“The United Nations health agency has issued new guidance to help low- and middle-income countries tackle the emerging double threat of childhood obesity and undernutrition, and halt the growing burden of associated diseases such as diabetes, heart disease and stroke,” the U.N. News Centre reports. “According to the [WHO], more than 75 percent of overweight children live in developing countries, with the prevalence in Africa almost doubling in the last 20 years,” the news service writes, adding, “Globally, over 100 million children under five years of age are underweight, the agency noted in a news release, while 165 million are stunted – a better indicator of chronic undernutrition” (6/6). “The WHO says being overweight or obese can lead to serious long-term health problems like diabetes, heart disease and stroke,” VOA News notes.
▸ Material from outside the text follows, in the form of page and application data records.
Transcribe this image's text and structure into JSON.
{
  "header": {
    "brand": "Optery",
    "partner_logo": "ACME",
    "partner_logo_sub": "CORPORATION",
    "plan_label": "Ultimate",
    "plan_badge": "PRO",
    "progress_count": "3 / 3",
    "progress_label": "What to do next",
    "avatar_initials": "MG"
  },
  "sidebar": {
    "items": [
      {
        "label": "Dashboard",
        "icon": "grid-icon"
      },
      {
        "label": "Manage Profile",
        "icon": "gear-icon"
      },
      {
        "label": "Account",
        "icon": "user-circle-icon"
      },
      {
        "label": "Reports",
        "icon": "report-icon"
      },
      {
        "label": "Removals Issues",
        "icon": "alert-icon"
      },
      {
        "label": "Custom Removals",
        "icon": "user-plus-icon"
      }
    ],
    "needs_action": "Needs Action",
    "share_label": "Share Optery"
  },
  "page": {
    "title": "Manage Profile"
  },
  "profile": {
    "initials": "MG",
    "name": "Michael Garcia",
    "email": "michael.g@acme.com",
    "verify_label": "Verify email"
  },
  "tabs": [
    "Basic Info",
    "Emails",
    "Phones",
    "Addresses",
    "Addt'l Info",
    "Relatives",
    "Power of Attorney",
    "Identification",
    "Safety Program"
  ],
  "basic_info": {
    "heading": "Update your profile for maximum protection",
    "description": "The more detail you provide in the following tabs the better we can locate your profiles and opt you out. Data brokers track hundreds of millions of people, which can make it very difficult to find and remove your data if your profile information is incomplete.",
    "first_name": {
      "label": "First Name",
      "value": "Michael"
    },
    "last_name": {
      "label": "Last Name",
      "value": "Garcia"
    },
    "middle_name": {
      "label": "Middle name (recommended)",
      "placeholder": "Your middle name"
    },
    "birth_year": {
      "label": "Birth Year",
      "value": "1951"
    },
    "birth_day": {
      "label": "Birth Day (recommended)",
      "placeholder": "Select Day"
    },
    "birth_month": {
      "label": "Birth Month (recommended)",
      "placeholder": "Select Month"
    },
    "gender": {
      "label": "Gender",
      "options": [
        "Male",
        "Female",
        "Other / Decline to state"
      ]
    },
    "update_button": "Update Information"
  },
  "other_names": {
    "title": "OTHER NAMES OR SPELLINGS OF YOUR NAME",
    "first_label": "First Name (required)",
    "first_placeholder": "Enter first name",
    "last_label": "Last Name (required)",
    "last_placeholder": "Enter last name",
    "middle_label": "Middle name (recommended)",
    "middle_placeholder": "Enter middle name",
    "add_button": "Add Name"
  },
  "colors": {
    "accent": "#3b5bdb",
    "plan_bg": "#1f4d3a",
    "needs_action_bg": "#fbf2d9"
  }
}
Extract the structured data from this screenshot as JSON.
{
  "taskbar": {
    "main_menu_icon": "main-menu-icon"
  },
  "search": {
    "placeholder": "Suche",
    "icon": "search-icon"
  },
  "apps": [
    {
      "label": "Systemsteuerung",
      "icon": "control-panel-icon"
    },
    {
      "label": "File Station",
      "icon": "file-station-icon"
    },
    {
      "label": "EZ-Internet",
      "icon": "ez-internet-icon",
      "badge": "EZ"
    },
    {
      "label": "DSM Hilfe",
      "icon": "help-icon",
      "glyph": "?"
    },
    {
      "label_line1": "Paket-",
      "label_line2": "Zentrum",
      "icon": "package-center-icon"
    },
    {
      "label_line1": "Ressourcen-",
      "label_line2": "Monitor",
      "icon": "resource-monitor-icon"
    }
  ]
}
Francesco Branca, director of the WHO’s Department of Nutrition for Health and Development, “says successful policy initiatives, such as urging exclusive breastfeeding during the first six months of life and the distribution of vitamin and nutrient supplements, have helped to reduce rates of child malnutrition and stunting in recent years,” the news service writes, adding, “Now, he said, countries need to get proactive on childhood obesity” (Lazuta, 6/6). “To assist countries, WHO presented a package of 24 essential nutrition actions,” the U.N. News Centre writes, noting, “These include improving nutrition of pregnant and breastfeeding women; encouraging early initiation of breastfeeding, exclusive breastfeeding for the first six months, then continued breastfeeding up to two years; and promoting appropriate solid foods for young children” (6/6).